◆ **What you will do**: Each line in the entries below that holds the string "size" must be copied.

(The data begins)

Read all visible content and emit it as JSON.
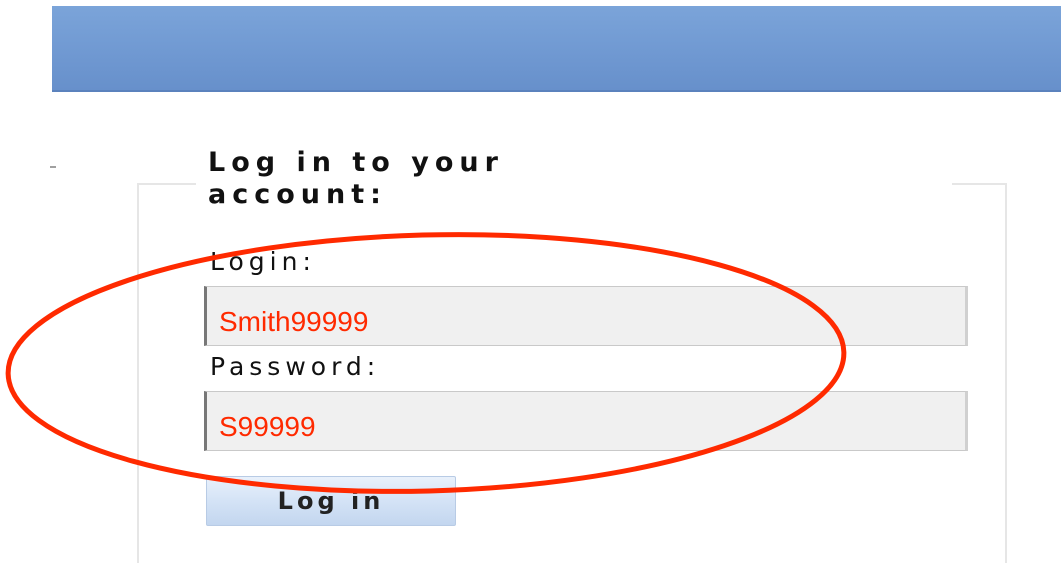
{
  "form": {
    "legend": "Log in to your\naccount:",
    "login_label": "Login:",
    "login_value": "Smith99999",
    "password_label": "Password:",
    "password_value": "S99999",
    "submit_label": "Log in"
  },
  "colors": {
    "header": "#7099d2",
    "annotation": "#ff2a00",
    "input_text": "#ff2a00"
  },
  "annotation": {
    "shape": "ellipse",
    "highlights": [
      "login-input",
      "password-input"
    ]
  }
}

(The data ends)
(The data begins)

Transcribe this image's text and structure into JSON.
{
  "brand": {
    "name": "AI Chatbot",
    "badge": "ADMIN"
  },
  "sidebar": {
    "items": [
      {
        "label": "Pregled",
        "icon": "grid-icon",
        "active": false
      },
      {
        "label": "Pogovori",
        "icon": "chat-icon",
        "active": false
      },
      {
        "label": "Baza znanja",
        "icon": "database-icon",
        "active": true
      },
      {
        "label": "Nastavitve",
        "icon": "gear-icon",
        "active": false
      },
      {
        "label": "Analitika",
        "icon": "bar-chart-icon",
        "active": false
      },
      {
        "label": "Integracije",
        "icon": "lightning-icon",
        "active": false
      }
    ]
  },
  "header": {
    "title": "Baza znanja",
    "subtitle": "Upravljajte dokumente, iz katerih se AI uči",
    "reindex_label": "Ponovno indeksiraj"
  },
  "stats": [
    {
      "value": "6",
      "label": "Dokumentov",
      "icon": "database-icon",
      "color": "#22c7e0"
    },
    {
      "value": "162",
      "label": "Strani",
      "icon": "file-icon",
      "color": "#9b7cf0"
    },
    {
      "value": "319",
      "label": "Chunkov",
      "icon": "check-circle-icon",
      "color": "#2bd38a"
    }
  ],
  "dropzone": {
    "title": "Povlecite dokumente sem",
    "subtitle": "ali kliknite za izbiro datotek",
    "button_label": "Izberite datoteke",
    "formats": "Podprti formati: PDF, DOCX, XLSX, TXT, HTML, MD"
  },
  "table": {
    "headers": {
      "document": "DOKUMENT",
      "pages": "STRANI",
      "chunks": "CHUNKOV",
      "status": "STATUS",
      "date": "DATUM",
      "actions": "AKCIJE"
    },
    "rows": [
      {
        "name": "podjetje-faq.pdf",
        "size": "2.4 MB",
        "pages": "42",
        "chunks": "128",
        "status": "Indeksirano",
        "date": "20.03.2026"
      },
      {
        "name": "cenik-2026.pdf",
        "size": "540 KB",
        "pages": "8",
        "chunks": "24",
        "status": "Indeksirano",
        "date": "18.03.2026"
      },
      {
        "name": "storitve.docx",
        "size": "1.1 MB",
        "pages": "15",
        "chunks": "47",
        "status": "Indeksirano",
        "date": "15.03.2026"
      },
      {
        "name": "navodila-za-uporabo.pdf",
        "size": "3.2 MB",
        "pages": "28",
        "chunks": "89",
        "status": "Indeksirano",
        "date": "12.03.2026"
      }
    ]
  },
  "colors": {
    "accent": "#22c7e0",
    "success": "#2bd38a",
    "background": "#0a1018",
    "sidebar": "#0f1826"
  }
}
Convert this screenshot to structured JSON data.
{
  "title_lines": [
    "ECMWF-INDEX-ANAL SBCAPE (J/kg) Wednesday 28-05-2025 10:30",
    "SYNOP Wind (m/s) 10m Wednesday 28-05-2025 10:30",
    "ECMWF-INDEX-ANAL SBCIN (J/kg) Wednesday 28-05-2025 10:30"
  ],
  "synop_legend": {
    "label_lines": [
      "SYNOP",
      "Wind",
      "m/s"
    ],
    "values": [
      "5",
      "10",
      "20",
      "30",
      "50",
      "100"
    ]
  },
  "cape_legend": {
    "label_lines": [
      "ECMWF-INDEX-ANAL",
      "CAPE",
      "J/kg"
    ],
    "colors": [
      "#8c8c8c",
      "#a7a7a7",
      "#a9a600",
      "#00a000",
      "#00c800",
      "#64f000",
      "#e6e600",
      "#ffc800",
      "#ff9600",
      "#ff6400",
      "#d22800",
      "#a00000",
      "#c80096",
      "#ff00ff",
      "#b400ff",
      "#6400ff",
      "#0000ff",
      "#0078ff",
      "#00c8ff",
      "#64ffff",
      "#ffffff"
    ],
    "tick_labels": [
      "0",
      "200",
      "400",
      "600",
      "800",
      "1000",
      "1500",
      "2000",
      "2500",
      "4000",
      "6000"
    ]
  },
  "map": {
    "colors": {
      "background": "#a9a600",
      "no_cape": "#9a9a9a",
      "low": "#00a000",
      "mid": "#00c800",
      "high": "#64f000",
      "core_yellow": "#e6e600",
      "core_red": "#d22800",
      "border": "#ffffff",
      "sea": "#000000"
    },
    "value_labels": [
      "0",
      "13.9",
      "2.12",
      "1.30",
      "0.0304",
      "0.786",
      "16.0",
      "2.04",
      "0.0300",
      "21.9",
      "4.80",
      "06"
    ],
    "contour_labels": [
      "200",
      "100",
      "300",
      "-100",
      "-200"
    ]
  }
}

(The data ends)

◆ **Solution to this task**:
        "size": "2.4 MB",
        "size": "540 KB",
        "size": "1.1 MB",
        "size": "3.2 MB",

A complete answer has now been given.